Join four Authors4Oceans writers to discover how you can save species large and small, on shore and off. Authors Lauren St John, Nicola Davies, Jasbinder Bilan and illustrator Yuval Zommer combine their passion for wildlife and its conservation with their writing and illustrating. They will discuss how that comes together in their books, including Kat Wolfe Takes the Case, When the Whales Walked, Asha and the Spirit Bird and The Big Book of the Blue.

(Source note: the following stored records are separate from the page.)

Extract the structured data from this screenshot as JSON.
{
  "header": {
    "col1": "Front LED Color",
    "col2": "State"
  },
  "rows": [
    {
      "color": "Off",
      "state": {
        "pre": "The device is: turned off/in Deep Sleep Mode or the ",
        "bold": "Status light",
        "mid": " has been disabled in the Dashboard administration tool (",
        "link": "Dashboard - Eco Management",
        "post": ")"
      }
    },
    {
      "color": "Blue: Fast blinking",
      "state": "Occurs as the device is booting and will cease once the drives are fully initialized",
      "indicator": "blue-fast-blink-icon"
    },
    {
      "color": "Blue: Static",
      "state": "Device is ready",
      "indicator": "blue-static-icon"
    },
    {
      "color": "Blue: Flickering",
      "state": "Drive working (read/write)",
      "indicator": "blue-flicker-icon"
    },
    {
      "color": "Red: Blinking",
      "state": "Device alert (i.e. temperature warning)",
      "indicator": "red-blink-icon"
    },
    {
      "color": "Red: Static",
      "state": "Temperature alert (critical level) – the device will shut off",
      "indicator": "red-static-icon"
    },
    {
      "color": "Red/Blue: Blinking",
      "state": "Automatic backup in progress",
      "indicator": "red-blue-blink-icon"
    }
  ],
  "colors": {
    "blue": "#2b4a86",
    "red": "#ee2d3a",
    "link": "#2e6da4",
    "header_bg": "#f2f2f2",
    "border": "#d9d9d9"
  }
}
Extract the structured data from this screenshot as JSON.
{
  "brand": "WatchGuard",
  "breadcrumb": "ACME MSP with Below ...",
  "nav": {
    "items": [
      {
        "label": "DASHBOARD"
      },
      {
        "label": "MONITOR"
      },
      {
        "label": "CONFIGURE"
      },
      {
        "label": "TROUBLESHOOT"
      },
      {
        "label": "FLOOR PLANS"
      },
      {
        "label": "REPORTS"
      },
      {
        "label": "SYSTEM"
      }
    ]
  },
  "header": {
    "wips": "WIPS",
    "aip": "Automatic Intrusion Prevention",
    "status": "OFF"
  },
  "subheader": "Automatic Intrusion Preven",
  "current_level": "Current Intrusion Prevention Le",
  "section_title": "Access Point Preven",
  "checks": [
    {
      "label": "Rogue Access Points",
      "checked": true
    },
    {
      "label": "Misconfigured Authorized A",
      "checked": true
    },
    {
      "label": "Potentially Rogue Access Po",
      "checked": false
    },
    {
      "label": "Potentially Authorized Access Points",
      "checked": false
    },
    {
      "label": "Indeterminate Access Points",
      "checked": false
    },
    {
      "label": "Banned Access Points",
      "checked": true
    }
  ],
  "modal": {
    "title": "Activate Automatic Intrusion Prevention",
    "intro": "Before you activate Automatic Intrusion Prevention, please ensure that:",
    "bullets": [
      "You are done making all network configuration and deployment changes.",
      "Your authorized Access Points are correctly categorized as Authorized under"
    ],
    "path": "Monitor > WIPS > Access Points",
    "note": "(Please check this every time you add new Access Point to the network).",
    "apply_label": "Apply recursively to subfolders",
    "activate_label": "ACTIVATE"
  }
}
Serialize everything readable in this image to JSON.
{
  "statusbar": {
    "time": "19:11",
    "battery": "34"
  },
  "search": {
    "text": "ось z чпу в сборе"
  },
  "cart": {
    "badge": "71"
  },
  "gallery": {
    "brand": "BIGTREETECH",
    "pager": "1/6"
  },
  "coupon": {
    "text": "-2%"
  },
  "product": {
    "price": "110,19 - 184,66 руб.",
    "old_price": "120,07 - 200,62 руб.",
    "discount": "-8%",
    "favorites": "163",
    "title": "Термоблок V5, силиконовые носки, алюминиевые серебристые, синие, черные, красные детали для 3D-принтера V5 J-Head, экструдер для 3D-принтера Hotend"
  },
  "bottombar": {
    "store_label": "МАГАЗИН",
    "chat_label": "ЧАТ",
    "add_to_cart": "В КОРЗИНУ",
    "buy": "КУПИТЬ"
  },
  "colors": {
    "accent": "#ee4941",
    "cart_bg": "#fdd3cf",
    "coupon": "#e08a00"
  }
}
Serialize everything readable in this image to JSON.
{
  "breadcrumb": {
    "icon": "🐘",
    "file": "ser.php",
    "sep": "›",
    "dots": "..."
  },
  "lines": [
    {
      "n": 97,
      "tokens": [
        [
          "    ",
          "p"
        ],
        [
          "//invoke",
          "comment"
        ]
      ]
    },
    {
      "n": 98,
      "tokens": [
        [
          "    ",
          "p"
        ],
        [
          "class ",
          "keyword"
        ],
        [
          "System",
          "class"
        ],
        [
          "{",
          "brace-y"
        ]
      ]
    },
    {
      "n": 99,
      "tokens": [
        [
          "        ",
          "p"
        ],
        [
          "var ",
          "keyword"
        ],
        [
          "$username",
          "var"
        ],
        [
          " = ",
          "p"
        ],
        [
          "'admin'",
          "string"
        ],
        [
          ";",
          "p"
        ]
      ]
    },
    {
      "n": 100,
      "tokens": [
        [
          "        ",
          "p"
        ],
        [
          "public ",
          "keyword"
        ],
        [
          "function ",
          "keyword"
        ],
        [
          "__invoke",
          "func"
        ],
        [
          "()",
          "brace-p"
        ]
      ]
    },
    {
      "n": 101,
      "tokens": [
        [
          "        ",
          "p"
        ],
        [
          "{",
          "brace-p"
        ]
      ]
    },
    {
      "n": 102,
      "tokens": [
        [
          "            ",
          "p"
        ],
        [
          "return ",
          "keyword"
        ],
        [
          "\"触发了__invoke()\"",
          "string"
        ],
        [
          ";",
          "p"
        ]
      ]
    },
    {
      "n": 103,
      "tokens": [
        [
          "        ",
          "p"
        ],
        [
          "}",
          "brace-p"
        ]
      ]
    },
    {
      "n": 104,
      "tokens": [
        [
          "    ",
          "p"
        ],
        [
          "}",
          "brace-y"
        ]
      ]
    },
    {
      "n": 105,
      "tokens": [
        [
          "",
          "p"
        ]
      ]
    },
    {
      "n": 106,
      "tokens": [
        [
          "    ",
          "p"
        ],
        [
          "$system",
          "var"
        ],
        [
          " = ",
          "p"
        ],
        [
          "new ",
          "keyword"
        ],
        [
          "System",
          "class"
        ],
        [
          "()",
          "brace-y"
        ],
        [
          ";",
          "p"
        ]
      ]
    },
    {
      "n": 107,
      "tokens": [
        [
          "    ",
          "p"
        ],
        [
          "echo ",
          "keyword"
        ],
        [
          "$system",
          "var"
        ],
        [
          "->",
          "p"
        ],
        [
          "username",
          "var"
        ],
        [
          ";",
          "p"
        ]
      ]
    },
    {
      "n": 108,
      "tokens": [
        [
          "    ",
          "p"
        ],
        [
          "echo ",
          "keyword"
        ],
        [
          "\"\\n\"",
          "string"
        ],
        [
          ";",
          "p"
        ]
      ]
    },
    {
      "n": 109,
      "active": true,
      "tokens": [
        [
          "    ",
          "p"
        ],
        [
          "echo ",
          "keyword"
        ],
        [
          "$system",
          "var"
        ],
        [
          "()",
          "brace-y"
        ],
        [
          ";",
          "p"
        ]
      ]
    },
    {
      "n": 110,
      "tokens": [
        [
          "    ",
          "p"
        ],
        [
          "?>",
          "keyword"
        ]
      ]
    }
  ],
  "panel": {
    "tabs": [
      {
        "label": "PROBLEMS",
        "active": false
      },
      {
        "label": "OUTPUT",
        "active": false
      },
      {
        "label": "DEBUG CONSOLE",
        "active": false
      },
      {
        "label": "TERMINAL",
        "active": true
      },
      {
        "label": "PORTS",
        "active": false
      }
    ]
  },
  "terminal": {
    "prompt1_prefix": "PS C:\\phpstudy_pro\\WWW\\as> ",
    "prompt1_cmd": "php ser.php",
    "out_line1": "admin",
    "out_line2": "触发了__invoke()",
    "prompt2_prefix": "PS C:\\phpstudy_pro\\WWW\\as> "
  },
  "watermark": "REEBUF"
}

Polly, Annie, Elizabeth, Catherine and Mary-Jane are famous for the same thing, though they never met. They came from Fleet Street, Knightsbridge, Wolverhampton, Sweden and Wales. They wrote ballads, ran coffee houses, lived on country estates, they breathed ink-dust from printing presses and escaped people-traffickers. What they had in common was the year of their murders: 1888. Their murderer was never identified, but the name created for him by the press has become far more famous than any of these five women. Now, in her devastating narrative of five lives, historian Rubenhold finally sets the record straight, and gives these women back their stories. Chaired by the historical thriller writer SJ Parris.
Climate change is an unprecedented global emergency. Successive governments have failed to put in place the legislation and processes necessary to provide for a sustainable future. To survive, it’s going to take everything we’ve got to spark and sustain a spirit of creative rebellion, which will enable much-needed changes in our political, economic and social landscape. Award-winning artist Gavin Turk and international environmental lawyer Farhana Yamin talk to environmental entrepreneur Ed Gillespie.
In an age of misinformation and pseudo-science, the world is getting fatter and the diet makers are getting richer. So how do we break this cycle that’s killing us all? Drawing on the very latest science and his own genetic research at Cambridge University, Yeo has written the seminal ‘anti-diet’ diet book. Exploring the history of our food, debunking marketing nonsense and toxic diet advice and confronting the advocates of ‘clean eating’, he translates his pioneering research into an engaging study of human appetite. Chaired by dietitian Ceris Devereux.